[What you should do] Copy the entries below verbatim, omitting any pictures they contain.

[The input]

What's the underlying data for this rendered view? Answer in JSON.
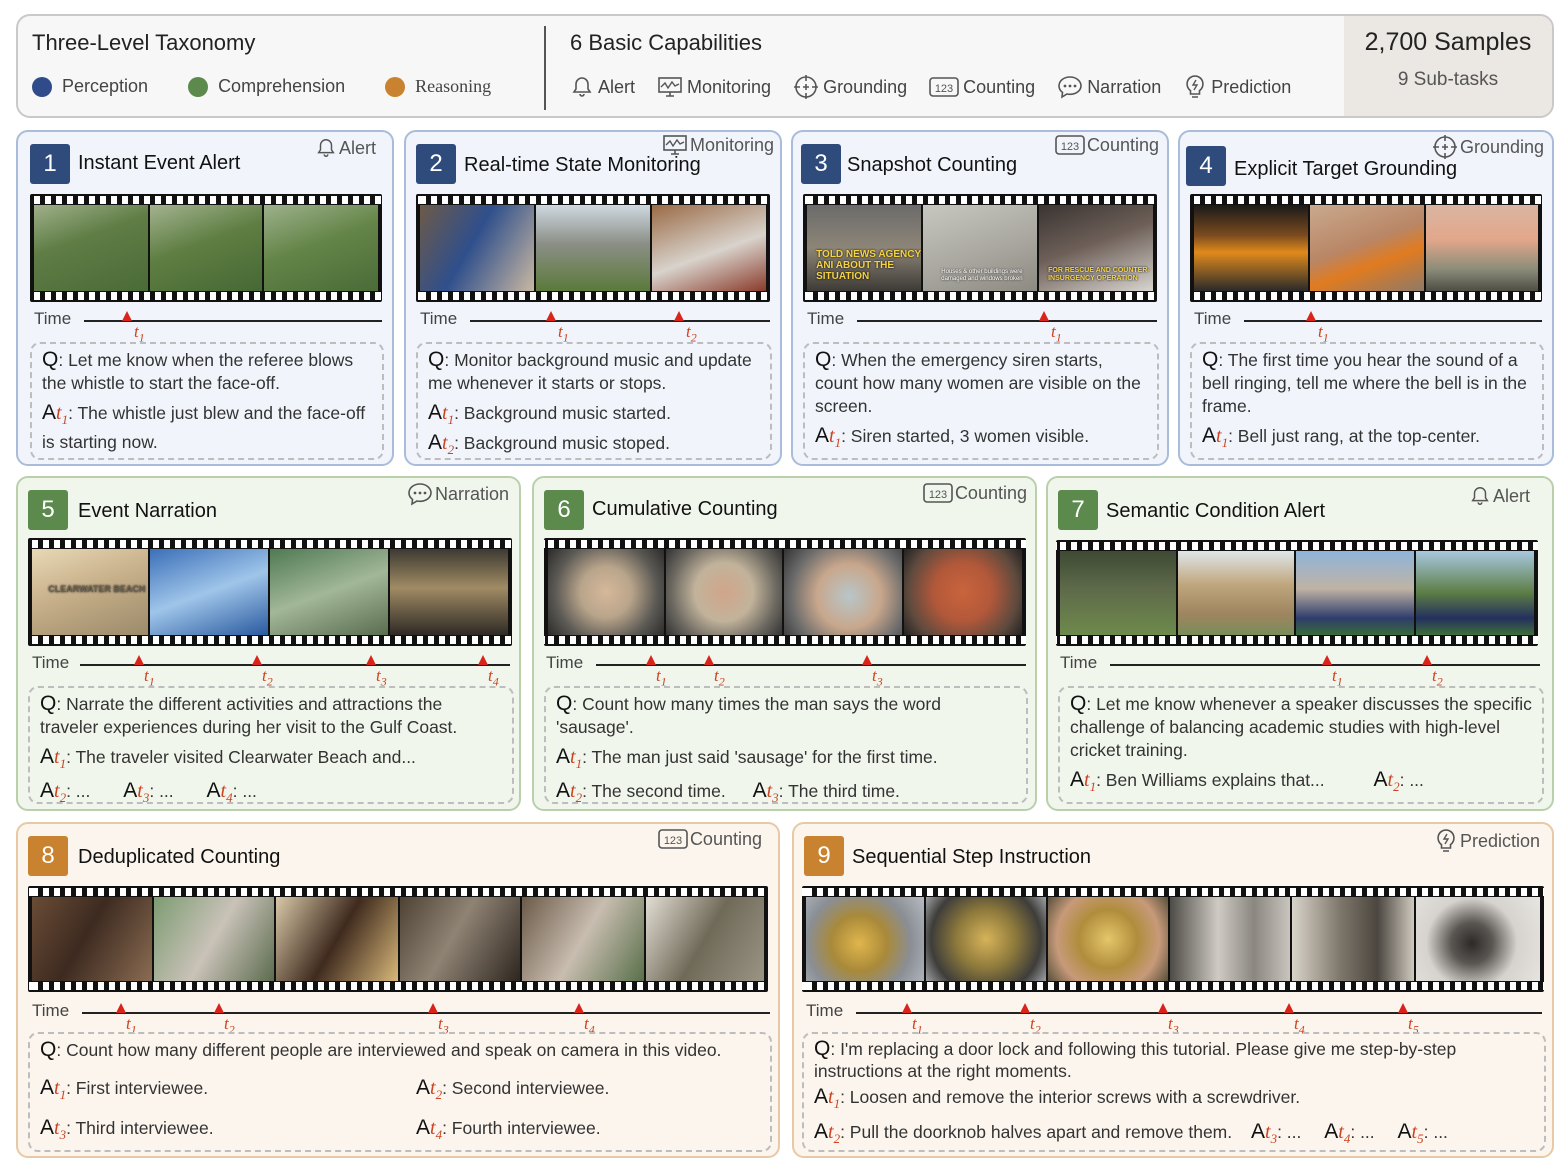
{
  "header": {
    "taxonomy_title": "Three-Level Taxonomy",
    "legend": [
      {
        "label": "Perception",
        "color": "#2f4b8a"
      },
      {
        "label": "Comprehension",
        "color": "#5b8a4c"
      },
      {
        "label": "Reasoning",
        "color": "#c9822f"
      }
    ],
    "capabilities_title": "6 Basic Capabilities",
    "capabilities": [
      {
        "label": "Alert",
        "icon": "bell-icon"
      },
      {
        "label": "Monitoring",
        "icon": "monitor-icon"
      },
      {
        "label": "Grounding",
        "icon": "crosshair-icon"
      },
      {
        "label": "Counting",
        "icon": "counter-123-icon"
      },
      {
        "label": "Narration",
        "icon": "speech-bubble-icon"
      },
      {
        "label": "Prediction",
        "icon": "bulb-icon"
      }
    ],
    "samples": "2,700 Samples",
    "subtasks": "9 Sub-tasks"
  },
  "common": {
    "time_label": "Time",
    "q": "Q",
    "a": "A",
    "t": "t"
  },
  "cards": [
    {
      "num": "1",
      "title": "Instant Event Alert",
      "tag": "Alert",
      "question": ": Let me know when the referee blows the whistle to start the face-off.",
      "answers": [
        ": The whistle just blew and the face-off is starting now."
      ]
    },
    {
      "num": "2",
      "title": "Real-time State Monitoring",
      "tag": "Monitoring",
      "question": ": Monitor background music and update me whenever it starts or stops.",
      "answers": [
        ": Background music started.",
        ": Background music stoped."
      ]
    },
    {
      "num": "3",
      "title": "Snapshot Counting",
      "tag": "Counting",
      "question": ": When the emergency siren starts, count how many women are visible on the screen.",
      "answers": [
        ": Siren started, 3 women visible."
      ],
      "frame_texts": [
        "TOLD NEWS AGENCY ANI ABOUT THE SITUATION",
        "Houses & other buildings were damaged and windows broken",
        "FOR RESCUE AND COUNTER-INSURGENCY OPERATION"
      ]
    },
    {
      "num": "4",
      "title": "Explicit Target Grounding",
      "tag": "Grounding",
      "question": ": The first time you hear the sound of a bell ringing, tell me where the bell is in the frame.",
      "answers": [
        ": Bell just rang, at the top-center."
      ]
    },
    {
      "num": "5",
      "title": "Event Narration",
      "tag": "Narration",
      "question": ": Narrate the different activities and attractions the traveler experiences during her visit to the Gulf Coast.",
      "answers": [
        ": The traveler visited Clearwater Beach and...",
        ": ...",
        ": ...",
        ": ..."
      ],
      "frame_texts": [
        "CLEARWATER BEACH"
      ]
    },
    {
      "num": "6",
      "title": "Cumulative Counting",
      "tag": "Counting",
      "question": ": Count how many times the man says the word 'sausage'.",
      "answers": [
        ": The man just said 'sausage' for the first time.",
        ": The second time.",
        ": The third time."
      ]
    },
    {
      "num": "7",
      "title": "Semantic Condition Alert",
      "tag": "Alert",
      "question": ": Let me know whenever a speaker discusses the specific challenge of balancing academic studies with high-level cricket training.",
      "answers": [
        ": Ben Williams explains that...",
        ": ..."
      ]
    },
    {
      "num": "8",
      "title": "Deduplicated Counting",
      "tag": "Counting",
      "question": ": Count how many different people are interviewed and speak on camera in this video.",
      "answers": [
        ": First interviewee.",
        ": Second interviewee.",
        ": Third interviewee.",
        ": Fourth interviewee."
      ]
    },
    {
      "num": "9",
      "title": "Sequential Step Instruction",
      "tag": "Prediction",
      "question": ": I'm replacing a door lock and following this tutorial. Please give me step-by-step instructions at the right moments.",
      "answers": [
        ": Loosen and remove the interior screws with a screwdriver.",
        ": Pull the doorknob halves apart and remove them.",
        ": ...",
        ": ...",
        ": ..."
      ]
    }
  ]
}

[Answer area]
What's the underlying data for this rendered view? Answer in JSON.
{
  "header": {
    "taxonomy_title": "Three-Level Taxonomy",
    "legend": [
      {
        "label": "Perception",
        "color": "#2f4b8a"
      },
      {
        "label": "Comprehension",
        "color": "#5b8a4c"
      },
      {
        "label": "Reasoning",
        "color": "#c9822f"
      }
    ],
    "capabilities_title": "6 Basic Capabilities",
    "capabilities": [
      {
        "label": "Alert",
        "icon": "bell-icon"
      },
      {
        "label": "Monitoring",
        "icon": "monitor-icon"
      },
      {
        "label": "Grounding",
        "icon": "crosshair-icon"
      },
      {
        "label": "Counting",
        "icon": "counter-123-icon"
      },
      {
        "label": "Narration",
        "icon": "speech-bubble-icon"
      },
      {
        "label": "Prediction",
        "icon": "bulb-icon"
      }
    ],
    "samples": "2,700 Samples",
    "subtasks": "9 Sub-tasks"
  },
  "common": {
    "time_label": "Time",
    "q": "Q",
    "a": "A",
    "t": "t"
  },
  "cards": [
    {
      "num": "1",
      "title": "Instant Event Alert",
      "tag": "Alert",
      "question": ": Let me know when the referee blows the whistle to start the face-off.",
      "answers": [
        ": The whistle just blew and the face-off is starting now."
      ]
    },
    {
      "num": "2",
      "title": "Real-time State Monitoring",
      "tag": "Monitoring",
      "question": ": Monitor background music and update me whenever it starts or stops.",
      "answers": [
        ": Background music started.",
        ": Background music stoped."
      ]
    },
    {
      "num": "3",
      "title": "Snapshot Counting",
      "tag": "Counting",
      "question": ": When the emergency siren starts, count how many women are visible on the screen.",
      "answers": [
        ": Siren started, 3 women visible."
      ],
      "frame_texts": [
        "TOLD NEWS AGENCY ANI ABOUT THE SITUATION",
        "Houses & other buildings were damaged and windows broken",
        "FOR RESCUE AND COUNTER-INSURGENCY OPERATION"
      ]
    },
    {
      "num": "4",
      "title": "Explicit Target Grounding",
      "tag": "Grounding",
      "question": ": The first time you hear the sound of a bell ringing, tell me where the bell is in the frame.",
      "answers": [
        ": Bell just rang, at the top-center."
      ]
    },
    {
      "num": "5",
      "title": "Event Narration",
      "tag": "Narration",
      "question": ": Narrate the different activities and attractions the traveler experiences during her visit to the Gulf Coast.",
      "answers": [
        ": The traveler visited Clearwater Beach and...",
        ": ...",
        ": ...",
        ": ..."
      ],
      "frame_texts": [
        "CLEARWATER BEACH"
      ]
    },
    {
      "num": "6",
      "title": "Cumulative Counting",
      "tag": "Counting",
      "question": ": Count how many times the man says the word 'sausage'.",
      "answers": [
        ": The man just said 'sausage' for the first time.",
        ": The second time.",
        ": The third time."
      ]
    },
    {
      "num": "7",
      "title": "Semantic Condition Alert",
      "tag": "Alert",
      "question": ": Let me know whenever a speaker discusses the specific challenge of balancing academic studies with high-level cricket training.",
      "answers": [
        ": Ben Williams explains that...",
        ": ..."
      ]
    },
    {
      "num": "8",
      "title": "Deduplicated Counting",
      "tag": "Counting",
      "question": ": Count how many different people are interviewed and speak on camera in this video.",
      "answers": [
        ": First interviewee.",
        ": Second interviewee.",
        ": Third interviewee.",
        ": Fourth interviewee."
      ]
    },
    {
      "num": "9",
      "title": "Sequential Step Instruction",
      "tag": "Prediction",
      "question": ": I'm replacing a door lock and following this tutorial. Please give me step-by-step instructions at the right moments.",
      "answers": [
        ": Loosen and remove the interior screws with a screwdriver.",
        ": Pull the doorknob halves apart and remove them.",
        ": ...",
        ": ...",
        ": ..."
      ]
    }
  ]
}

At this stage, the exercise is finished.